- **The problem**
In full and unchanged, set down the entries that follow, with no images.

Stored items from a collection:
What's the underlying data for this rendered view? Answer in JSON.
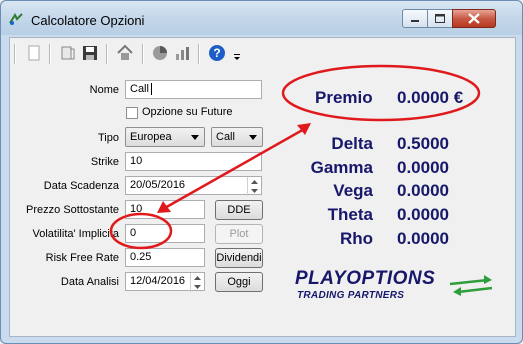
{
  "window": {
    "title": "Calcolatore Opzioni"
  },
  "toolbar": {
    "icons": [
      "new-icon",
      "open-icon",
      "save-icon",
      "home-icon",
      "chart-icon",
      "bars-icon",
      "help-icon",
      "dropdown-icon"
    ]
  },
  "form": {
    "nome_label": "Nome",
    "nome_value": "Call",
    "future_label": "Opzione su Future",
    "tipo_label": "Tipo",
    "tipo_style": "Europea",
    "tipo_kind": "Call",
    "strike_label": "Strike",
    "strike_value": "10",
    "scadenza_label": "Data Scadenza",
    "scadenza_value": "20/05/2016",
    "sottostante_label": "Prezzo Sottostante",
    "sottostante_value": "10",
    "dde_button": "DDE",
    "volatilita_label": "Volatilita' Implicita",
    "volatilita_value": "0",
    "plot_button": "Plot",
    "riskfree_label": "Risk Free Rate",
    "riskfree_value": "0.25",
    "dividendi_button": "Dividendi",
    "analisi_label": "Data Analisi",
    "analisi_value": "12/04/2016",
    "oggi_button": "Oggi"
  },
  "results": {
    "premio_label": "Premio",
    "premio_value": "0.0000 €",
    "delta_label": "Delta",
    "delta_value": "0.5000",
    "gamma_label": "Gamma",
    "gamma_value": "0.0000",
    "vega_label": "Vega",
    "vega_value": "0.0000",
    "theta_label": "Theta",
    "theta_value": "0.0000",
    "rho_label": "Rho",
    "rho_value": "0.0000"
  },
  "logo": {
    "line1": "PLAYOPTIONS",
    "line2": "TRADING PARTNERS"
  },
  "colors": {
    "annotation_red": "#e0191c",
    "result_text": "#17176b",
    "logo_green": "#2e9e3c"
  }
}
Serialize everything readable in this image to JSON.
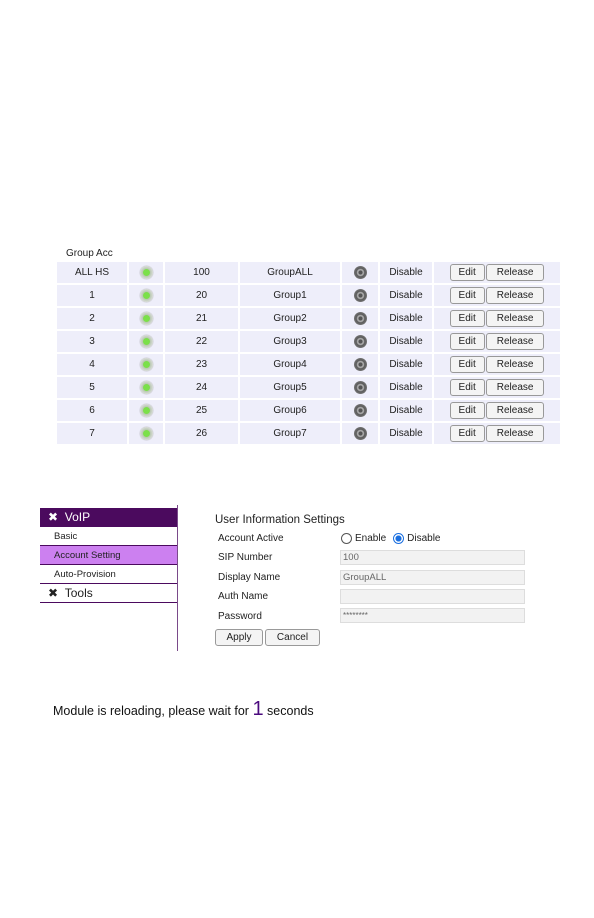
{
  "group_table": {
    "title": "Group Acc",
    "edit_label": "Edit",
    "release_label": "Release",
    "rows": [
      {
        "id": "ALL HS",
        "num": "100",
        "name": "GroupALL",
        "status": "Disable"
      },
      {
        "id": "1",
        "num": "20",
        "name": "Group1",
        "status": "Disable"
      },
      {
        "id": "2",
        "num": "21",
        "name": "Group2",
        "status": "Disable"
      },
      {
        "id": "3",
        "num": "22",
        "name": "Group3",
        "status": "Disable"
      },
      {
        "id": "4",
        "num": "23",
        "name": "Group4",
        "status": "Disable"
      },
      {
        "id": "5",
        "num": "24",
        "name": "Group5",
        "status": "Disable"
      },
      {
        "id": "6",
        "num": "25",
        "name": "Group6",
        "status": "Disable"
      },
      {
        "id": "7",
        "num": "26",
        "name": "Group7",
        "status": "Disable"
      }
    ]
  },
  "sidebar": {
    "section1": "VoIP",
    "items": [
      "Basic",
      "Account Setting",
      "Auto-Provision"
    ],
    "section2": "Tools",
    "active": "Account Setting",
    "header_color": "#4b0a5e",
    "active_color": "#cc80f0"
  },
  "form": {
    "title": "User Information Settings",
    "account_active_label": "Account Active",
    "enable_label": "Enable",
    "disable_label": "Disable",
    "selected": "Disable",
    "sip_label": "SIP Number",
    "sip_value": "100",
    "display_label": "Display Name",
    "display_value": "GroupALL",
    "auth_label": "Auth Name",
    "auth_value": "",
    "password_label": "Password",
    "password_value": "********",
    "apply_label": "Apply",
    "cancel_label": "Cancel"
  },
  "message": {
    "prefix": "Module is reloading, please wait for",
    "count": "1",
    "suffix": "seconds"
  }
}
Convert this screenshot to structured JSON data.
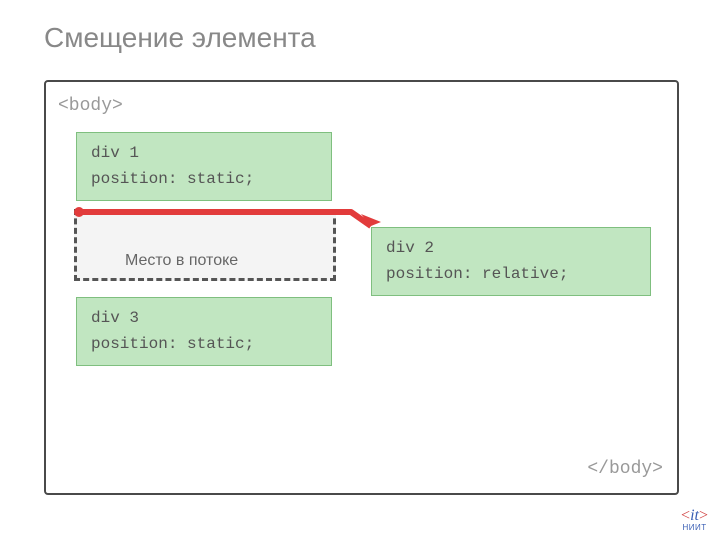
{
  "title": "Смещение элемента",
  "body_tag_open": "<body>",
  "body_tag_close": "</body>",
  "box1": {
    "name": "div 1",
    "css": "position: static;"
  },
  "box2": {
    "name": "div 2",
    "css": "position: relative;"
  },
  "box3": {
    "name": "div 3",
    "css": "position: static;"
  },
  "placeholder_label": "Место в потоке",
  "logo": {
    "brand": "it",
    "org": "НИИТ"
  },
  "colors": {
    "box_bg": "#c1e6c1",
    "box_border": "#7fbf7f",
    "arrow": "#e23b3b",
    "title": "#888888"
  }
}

- **Reply to the exercise**
What's the underlying data for this rendered view? Answer in JSON.
{
  "window": {
    "title": "Calcolatore Opzioni"
  },
  "toolbar": {
    "icons": [
      "new-icon",
      "open-icon",
      "save-icon",
      "home-icon",
      "chart-icon",
      "bars-icon",
      "help-icon",
      "dropdown-icon"
    ]
  },
  "form": {
    "nome_label": "Nome",
    "nome_value": "Call",
    "future_label": "Opzione su Future",
    "tipo_label": "Tipo",
    "tipo_style": "Europea",
    "tipo_kind": "Call",
    "strike_label": "Strike",
    "strike_value": "10",
    "scadenza_label": "Data Scadenza",
    "scadenza_value": "20/05/2016",
    "sottostante_label": "Prezzo Sottostante",
    "sottostante_value": "10",
    "dde_button": "DDE",
    "volatilita_label": "Volatilita' Implicita",
    "volatilita_value": "0",
    "plot_button": "Plot",
    "riskfree_label": "Risk Free Rate",
    "riskfree_value": "0.25",
    "dividendi_button": "Dividendi",
    "analisi_label": "Data Analisi",
    "analisi_value": "12/04/2016",
    "oggi_button": "Oggi"
  },
  "results": {
    "premio_label": "Premio",
    "premio_value": "0.0000 €",
    "delta_label": "Delta",
    "delta_value": "0.5000",
    "gamma_label": "Gamma",
    "gamma_value": "0.0000",
    "vega_label": "Vega",
    "vega_value": "0.0000",
    "theta_label": "Theta",
    "theta_value": "0.0000",
    "rho_label": "Rho",
    "rho_value": "0.0000"
  },
  "logo": {
    "line1": "PLAYOPTIONS",
    "line2": "TRADING PARTNERS"
  },
  "colors": {
    "annotation_red": "#e0191c",
    "result_text": "#17176b",
    "logo_green": "#2e9e3c"
  }
}
Serialize everything readable in this image to JSON.
{
  "group_table": {
    "title": "Group Acc",
    "edit_label": "Edit",
    "release_label": "Release",
    "rows": [
      {
        "id": "ALL HS",
        "num": "100",
        "name": "GroupALL",
        "status": "Disable"
      },
      {
        "id": "1",
        "num": "20",
        "name": "Group1",
        "status": "Disable"
      },
      {
        "id": "2",
        "num": "21",
        "name": "Group2",
        "status": "Disable"
      },
      {
        "id": "3",
        "num": "22",
        "name": "Group3",
        "status": "Disable"
      },
      {
        "id": "4",
        "num": "23",
        "name": "Group4",
        "status": "Disable"
      },
      {
        "id": "5",
        "num": "24",
        "name": "Group5",
        "status": "Disable"
      },
      {
        "id": "6",
        "num": "25",
        "name": "Group6",
        "status": "Disable"
      },
      {
        "id": "7",
        "num": "26",
        "name": "Group7",
        "status": "Disable"
      }
    ]
  },
  "sidebar": {
    "section1": "VoIP",
    "items": [
      "Basic",
      "Account Setting",
      "Auto-Provision"
    ],
    "section2": "Tools",
    "active": "Account Setting",
    "header_color": "#4b0a5e",
    "active_color": "#cc80f0"
  },
  "form": {
    "title": "User Information Settings",
    "account_active_label": "Account Active",
    "enable_label": "Enable",
    "disable_label": "Disable",
    "selected": "Disable",
    "sip_label": "SIP Number",
    "sip_value": "100",
    "display_label": "Display Name",
    "display_value": "GroupALL",
    "auth_label": "Auth Name",
    "auth_value": "",
    "password_label": "Password",
    "password_value": "********",
    "apply_label": "Apply",
    "cancel_label": "Cancel"
  },
  "message": {
    "prefix": "Module is reloading, please wait for",
    "count": "1",
    "suffix": "seconds"
  }
}
Convert this screenshot to structured JSON data.
{
  "title": "Смещение элемента",
  "body_tag_open": "<body>",
  "body_tag_close": "</body>",
  "box1": {
    "name": "div 1",
    "css": "position: static;"
  },
  "box2": {
    "name": "div 2",
    "css": "position: relative;"
  },
  "box3": {
    "name": "div 3",
    "css": "position: static;"
  },
  "placeholder_label": "Место в потоке",
  "logo": {
    "brand": "it",
    "org": "НИИТ"
  },
  "colors": {
    "box_bg": "#c1e6c1",
    "box_border": "#7fbf7f",
    "arrow": "#e23b3b",
    "title": "#888888"
  }
}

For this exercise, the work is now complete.